PROBLEM DETAILS =
Bring together copies of the lines in the data below that contain the word "this".
##### DATASET EXCERPTS
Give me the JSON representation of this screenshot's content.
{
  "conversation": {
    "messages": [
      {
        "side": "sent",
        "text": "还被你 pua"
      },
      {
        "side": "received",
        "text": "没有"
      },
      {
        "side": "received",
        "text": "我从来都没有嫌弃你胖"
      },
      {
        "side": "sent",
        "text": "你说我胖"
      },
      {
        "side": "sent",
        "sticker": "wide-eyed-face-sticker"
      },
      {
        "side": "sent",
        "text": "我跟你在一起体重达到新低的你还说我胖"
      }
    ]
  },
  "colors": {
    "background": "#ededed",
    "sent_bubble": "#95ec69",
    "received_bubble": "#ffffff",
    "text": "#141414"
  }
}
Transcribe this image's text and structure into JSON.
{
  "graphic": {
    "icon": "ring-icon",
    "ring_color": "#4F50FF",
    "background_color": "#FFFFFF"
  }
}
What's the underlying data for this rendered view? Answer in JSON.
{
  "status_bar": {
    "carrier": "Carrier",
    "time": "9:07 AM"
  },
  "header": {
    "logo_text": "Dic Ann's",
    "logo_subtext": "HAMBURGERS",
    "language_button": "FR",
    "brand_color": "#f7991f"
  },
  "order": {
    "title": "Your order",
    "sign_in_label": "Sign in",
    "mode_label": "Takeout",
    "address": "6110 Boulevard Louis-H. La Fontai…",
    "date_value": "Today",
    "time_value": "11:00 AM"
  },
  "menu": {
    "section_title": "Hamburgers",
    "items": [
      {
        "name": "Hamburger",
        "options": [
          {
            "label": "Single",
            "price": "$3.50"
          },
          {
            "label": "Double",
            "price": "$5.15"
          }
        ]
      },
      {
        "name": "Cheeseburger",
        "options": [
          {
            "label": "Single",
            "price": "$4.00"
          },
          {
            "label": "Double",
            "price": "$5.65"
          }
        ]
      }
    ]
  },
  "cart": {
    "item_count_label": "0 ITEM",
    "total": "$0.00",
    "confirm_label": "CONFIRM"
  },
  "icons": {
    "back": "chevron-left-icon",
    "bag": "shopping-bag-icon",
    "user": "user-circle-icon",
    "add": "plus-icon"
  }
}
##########
RESULT OF THE TASK =
Give me the JSON representation of this screenshot's content.
Transcribe this image's text and structure into JSON.
What's the underlying data for this rendered view? Answer in JSON.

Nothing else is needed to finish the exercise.